Illustration: Robert Neubecker
The 2024 policy is a stricter version of the University’s earlier effort to curb electric scooter usage

Anika Asthana ’25
Photo: Angel Kuo ’24

A year ago, electric scooters were a staple of campus life. Princeton students could be seen whizzing down walkways between classes or on their way to extracurricular activities. Today, electric scooters have become rare, as the University has banned and subsequently confiscated the once-prominent vehicles.

To substantially reduce the use of personal electric vehicles (PEVs) such as scooters and e-bikes, Princeton’s Department of Environmental Health and Safety (EHS) announced in December that PEVs could no longer be “used, stored, parked, or charged” within a zone that covers the majority of campus, including academic buildings, the residential colleges, Princeton and Roberts stadiums, and the boathouse. The policy went into effect on Jan. 25.

The 2024 policy is a stricter version of the University’s earlier effort to curb electric scooter usage. Previous regulations, implemented in August 2023, banned PEVs on weekdays between 7:30 a.m. and 4 p.m. The original policy, intended to address safety issues, was met with mixed reactions from the student body and ultimately did not have a substantial impact on reducing PEV usage.

In an email to the campus community, EHS wrote, “Despite efforts to educate the campus community about the updated policy and alternatives for getting around campus safely, compliance with the new PEV restrictions has been low.” A third-party consultant assisting the University with mobility planning “found nearly the same levels of e-scooter use during restricted hours in October 2023 as those seen in February 2023.”

The lack of impact from the initial policy might have stemmed from the lack of enforcement. As Madeline Cramer ’26 told PAW, “Nobody I know has ever gotten a ticket for riding a scooter.”

When the 2024 ban was announced, students still had their doubts about whether the University would actually enforce it, said Masha Khartchenko ’24. Scooter owners were told to remove their vehicles from campus, and Princeton offered a free shipping service to send them home.
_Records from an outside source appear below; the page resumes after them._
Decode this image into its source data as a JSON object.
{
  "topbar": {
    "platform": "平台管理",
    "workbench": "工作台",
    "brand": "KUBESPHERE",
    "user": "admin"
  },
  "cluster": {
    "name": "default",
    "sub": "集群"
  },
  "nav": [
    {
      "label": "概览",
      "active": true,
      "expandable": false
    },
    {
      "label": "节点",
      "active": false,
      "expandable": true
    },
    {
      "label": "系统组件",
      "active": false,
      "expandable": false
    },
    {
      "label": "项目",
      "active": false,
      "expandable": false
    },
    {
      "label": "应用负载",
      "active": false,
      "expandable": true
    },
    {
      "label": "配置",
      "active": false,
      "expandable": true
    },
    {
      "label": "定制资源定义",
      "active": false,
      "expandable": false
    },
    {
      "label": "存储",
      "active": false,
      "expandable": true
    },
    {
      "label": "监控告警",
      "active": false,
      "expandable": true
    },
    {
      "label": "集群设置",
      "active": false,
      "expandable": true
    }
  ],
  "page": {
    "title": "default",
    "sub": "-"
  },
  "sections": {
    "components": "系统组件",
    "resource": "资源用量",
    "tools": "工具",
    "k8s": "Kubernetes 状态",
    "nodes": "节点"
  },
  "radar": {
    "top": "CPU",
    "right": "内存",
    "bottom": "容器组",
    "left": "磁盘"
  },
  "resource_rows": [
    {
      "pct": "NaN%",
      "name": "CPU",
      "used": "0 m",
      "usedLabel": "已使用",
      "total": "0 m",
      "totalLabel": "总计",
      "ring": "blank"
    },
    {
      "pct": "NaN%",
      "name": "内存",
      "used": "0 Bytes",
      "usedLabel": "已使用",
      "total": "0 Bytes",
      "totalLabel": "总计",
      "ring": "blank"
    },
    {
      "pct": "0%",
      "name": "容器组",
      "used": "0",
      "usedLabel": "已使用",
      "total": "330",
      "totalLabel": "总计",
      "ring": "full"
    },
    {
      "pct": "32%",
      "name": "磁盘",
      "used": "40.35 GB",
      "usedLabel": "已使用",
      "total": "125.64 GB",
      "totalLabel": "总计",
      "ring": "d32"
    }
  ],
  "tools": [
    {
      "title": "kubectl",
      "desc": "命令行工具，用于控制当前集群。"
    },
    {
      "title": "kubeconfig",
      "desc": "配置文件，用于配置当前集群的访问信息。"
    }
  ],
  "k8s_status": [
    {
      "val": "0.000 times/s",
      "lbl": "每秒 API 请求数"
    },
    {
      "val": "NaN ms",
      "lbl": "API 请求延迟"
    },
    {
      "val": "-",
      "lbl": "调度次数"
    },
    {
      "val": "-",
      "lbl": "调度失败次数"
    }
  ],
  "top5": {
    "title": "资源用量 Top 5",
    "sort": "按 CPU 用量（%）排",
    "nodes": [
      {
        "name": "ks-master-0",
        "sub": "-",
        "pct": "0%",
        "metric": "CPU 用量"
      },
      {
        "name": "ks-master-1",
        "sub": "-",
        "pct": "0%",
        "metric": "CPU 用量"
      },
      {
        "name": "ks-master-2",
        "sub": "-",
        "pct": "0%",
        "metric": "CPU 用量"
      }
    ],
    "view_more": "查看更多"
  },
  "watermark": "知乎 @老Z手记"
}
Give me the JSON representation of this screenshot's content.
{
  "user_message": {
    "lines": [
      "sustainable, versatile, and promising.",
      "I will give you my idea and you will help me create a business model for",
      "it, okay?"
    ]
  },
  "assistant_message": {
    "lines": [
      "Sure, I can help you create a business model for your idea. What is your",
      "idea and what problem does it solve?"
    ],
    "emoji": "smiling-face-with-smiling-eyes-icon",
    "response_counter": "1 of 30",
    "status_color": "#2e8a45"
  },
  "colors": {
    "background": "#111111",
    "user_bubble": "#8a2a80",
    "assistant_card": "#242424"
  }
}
In late January, just before the start of spring semester classes, the University began impounding unattended scooters. Just over 100 PEVs had been impounded as of early March, according to the Department of Public Safety.

Some students have turned to electric bikes to manage their busy schedules and the expanding campus footprint. With the University’s current policy, e-bikes in “electric-assist” mode are permitted on campus roadways. Electric bikes are only allowed on pedestrian pathways and sidewalks if they are used in “traditional” mode and must yield to pedestrians at all times.

Despite these stipulations, increased e-bike usage might become the University’s next focal point. “I understand the reasoning behind the policy, but walking honestly feels more dangerous than before now that lots of people have replaced scooters with electric bikes that are bigger and faster,” said Sterling Hall ’25.

For now, the University’s enforcement efforts are focused on keeping scooter usage under control. Students reported seeing Princeton staff cutting locks off scooters and piling the unauthorized vehicles into a pickup truck. Owners can claim their devices for return by completing an online form.

In addition to confiscation, the University has been encouraging other methods of transportation. Princeton’s Bike Library loans out a fleet of 100 Breezer bikes, which are “professionally refurbished and ready to ride.” The bikes are marketed as cheap, effective alternatives to PEVs, and cost $25 to rent for one semester, or $40 for the year. By mid-February, the rental requests closed as all available bikes had been claimed for the spring semester.

By one admittedly anecdotal measure, Khartchenko said, the University’s strict enforcement of the ban has been effective. “The number of times that I got hit by a scooter last year was one, and this year it was zero,” she said. “I would say that is a positive trend.”